Stored entries
====

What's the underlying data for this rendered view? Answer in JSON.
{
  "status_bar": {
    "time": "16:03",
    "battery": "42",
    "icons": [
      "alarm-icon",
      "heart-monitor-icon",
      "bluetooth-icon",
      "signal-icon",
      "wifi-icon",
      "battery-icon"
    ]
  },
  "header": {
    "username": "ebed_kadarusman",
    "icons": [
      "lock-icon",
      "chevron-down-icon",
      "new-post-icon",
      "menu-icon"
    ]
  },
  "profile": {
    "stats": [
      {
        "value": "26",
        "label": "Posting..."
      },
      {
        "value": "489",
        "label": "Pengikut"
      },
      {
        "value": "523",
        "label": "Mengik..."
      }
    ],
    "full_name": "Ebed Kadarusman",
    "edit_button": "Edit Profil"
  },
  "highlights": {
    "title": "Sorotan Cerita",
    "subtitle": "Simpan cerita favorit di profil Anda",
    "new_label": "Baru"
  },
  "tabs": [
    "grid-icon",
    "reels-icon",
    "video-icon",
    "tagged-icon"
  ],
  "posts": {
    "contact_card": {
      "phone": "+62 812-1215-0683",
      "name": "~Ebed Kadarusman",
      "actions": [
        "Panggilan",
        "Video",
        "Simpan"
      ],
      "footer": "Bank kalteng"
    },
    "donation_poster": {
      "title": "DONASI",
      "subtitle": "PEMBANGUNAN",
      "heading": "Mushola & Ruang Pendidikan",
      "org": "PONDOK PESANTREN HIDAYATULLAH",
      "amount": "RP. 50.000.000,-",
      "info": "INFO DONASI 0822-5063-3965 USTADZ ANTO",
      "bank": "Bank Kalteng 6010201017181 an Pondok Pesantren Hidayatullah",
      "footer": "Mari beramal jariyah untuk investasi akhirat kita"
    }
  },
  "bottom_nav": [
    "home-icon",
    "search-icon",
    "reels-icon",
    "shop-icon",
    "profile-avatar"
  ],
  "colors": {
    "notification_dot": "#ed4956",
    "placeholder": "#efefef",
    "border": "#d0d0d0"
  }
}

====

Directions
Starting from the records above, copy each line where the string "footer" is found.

Written reply
      "footer": "Bank kalteng"
      "footer": "Mari beramal jariyah untuk investasi akhirat kita"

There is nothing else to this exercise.